- [Goal of the exercise]:
Would you write out the entries that follow word for word, omitting any images?

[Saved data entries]
<<<<
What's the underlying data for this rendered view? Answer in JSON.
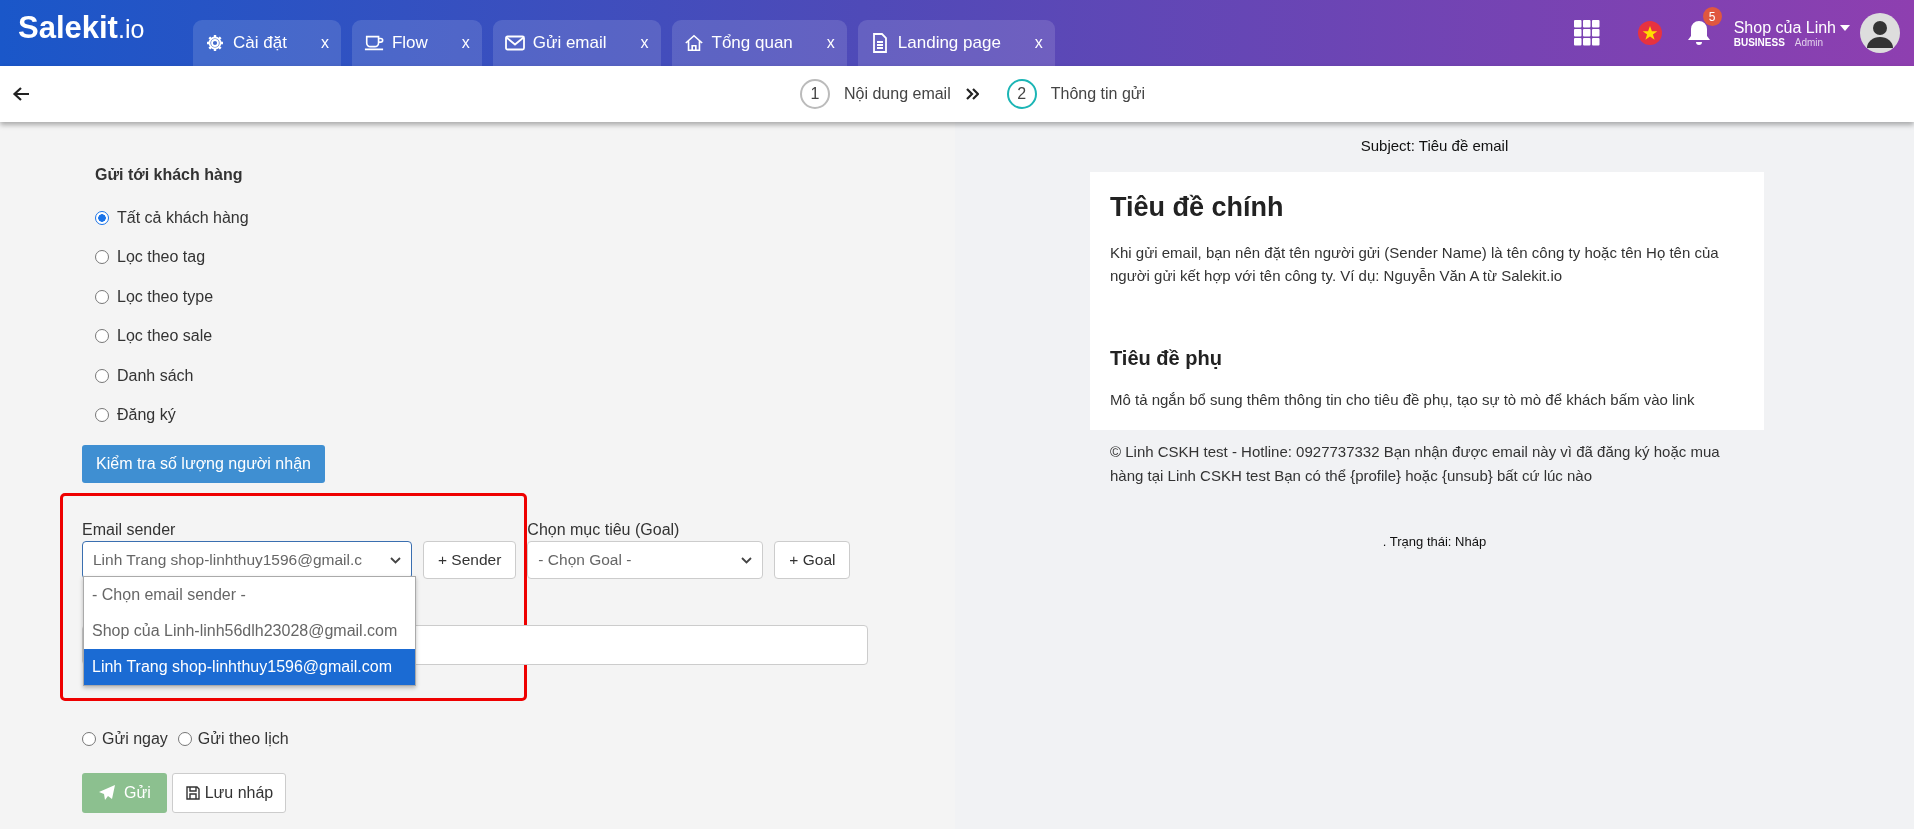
{
  "brand": {
    "name": "Salekit",
    "suffix": ".io"
  },
  "tabs": [
    {
      "label": "Cài đặt",
      "kind": "settings",
      "close": "x"
    },
    {
      "label": "Flow",
      "kind": "flow",
      "close": "x"
    },
    {
      "label": "Gửi email",
      "kind": "email",
      "close": "x"
    },
    {
      "label": "Tổng quan",
      "kind": "overview",
      "close": "x"
    },
    {
      "label": "Landing page",
      "kind": "page",
      "close": "x"
    }
  ],
  "account": {
    "notification_count": "5",
    "shop_name": "Shop của Linh",
    "plan": "BUSINESS",
    "role": "Admin"
  },
  "steps": [
    {
      "number": "1",
      "label": "Nội dung email",
      "selected": false
    },
    {
      "number": "2",
      "label": "Thông tin gửi",
      "selected": true
    }
  ],
  "recipients": {
    "title": "Gửi tới khách hàng",
    "options": [
      {
        "label": "Tất cả khách hàng",
        "selected": true
      },
      {
        "label": "Lọc theo tag",
        "selected": false
      },
      {
        "label": "Lọc theo type",
        "selected": false
      },
      {
        "label": "Lọc theo sale",
        "selected": false
      },
      {
        "label": "Danh sách",
        "selected": false
      },
      {
        "label": "Đăng ký",
        "selected": false
      }
    ],
    "check_button": "Kiểm tra số lượng người nhận"
  },
  "sender": {
    "label": "Email sender",
    "value": "Linh Trang shop-linhthuy1596@gmail.c",
    "add_button": "+ Sender",
    "options": [
      {
        "label": "- Chọn email sender -",
        "selected": false
      },
      {
        "label": "Shop của Linh-linh56dlh23028@gmail.com",
        "selected": false
      },
      {
        "label": "Linh Trang shop-linhthuy1596@gmail.com",
        "selected": true
      }
    ]
  },
  "goal": {
    "label": "Chọn mục tiêu (Goal)",
    "value": "- Chọn Goal -",
    "add_button": "+ Goal"
  },
  "schedule": [
    {
      "label": "Gửi ngay",
      "selected": false
    },
    {
      "label": "Gửi theo lịch",
      "selected": false
    }
  ],
  "actions": {
    "send": "Gửi",
    "draft": "Lưu nháp"
  },
  "preview": {
    "subject": "Subject: Tiêu đề email",
    "heading": "Tiêu đề chính",
    "intro": "Khi gửi email, bạn nên đặt tên người gửi (Sender Name) là tên công ty hoặc tên Họ tên của người gửi kết hợp với tên công ty. Ví dụ: Nguyễn Văn A từ Salekit.io",
    "subheading": "Tiêu đề phụ",
    "description": "Mô tả ngắn bổ sung thêm thông tin cho tiêu đề phụ, tạo sự tò mò để khách bấm vào link",
    "footer": "© Linh CSKH test - Hotline: 0927737332 Bạn nhận được email này vì đã đăng ký hoặc mua hàng tại Linh CSKH test Bạn có thể {profile} hoặc {unsub} bất cứ lúc nào",
    "status": ". Trạng thái: Nháp"
  }
}
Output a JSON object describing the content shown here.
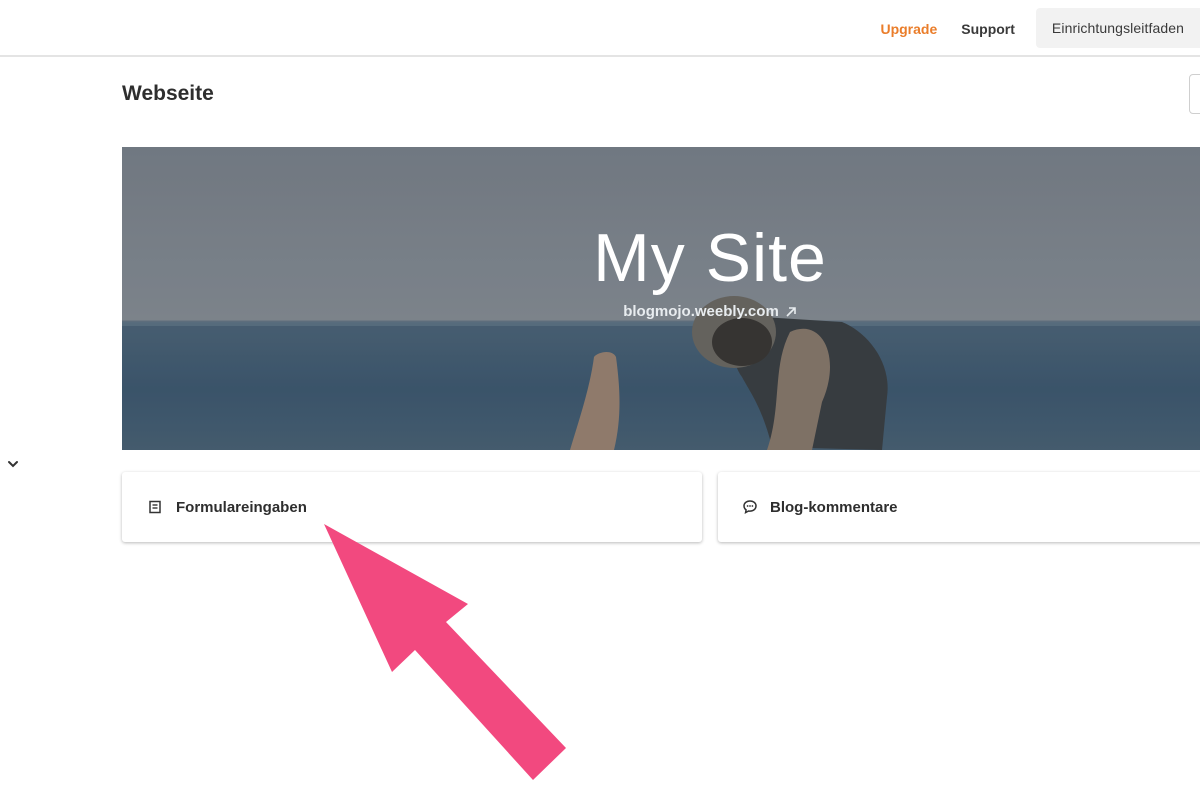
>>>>
- [Solution]:
What's the underlying data for this rendered view? Answer in JSON.
{
  "brand": {
    "name": "Salekit",
    "suffix": ".io"
  },
  "tabs": [
    {
      "label": "Cài đặt",
      "kind": "settings",
      "close": "x"
    },
    {
      "label": "Flow",
      "kind": "flow",
      "close": "x"
    },
    {
      "label": "Gửi email",
      "kind": "email",
      "close": "x"
    },
    {
      "label": "Tổng quan",
      "kind": "overview",
      "close": "x"
    },
    {
      "label": "Landing page",
      "kind": "page",
      "close": "x"
    }
  ],
  "account": {
    "notification_count": "5",
    "shop_name": "Shop của Linh",
    "plan": "BUSINESS",
    "role": "Admin"
  },
  "steps": [
    {
      "number": "1",
      "label": "Nội dung email",
      "selected": false
    },
    {
      "number": "2",
      "label": "Thông tin gửi",
      "selected": true
    }
  ],
  "recipients": {
    "title": "Gửi tới khách hàng",
    "options": [
      {
        "label": "Tất cả khách hàng",
        "selected": true
      },
      {
        "label": "Lọc theo tag",
        "selected": false
      },
      {
        "label": "Lọc theo type",
        "selected": false
      },
      {
        "label": "Lọc theo sale",
        "selected": false
      },
      {
        "label": "Danh sách",
        "selected": false
      },
      {
        "label": "Đăng ký",
        "selected": false
      }
    ],
    "check_button": "Kiểm tra số lượng người nhận"
  },
  "sender": {
    "label": "Email sender",
    "value": "Linh Trang shop-linhthuy1596@gmail.c",
    "add_button": "+ Sender",
    "options": [
      {
        "label": "- Chọn email sender -",
        "selected": false
      },
      {
        "label": "Shop của Linh-linh56dlh23028@gmail.com",
        "selected": false
      },
      {
        "label": "Linh Trang shop-linhthuy1596@gmail.com",
        "selected": true
      }
    ]
  },
  "goal": {
    "label": "Chọn mục tiêu (Goal)",
    "value": "- Chọn Goal -",
    "add_button": "+ Goal"
  },
  "schedule": [
    {
      "label": "Gửi ngay",
      "selected": false
    },
    {
      "label": "Gửi theo lịch",
      "selected": false
    }
  ],
  "actions": {
    "send": "Gửi",
    "draft": "Lưu nháp"
  },
  "preview": {
    "subject": "Subject: Tiêu đề email",
    "heading": "Tiêu đề chính",
    "intro": "Khi gửi email, bạn nên đặt tên người gửi (Sender Name) là tên công ty hoặc tên Họ tên của người gửi kết hợp với tên công ty. Ví dụ: Nguyễn Văn A từ Salekit.io",
    "subheading": "Tiêu đề phụ",
    "description": "Mô tả ngắn bổ sung thêm thông tin cho tiêu đề phụ, tạo sự tò mò để khách bấm vào link",
    "footer": "© Linh CSKH test - Hotline: 0927737332 Bạn nhận được email này vì đã đăng ký hoặc mua hàng tại Linh CSKH test Bạn có thể {profile} hoặc {unsub} bất cứ lúc nào",
    "status": ". Trạng thái: Nháp"
  }
}
Output a JSON object describing the content shown here.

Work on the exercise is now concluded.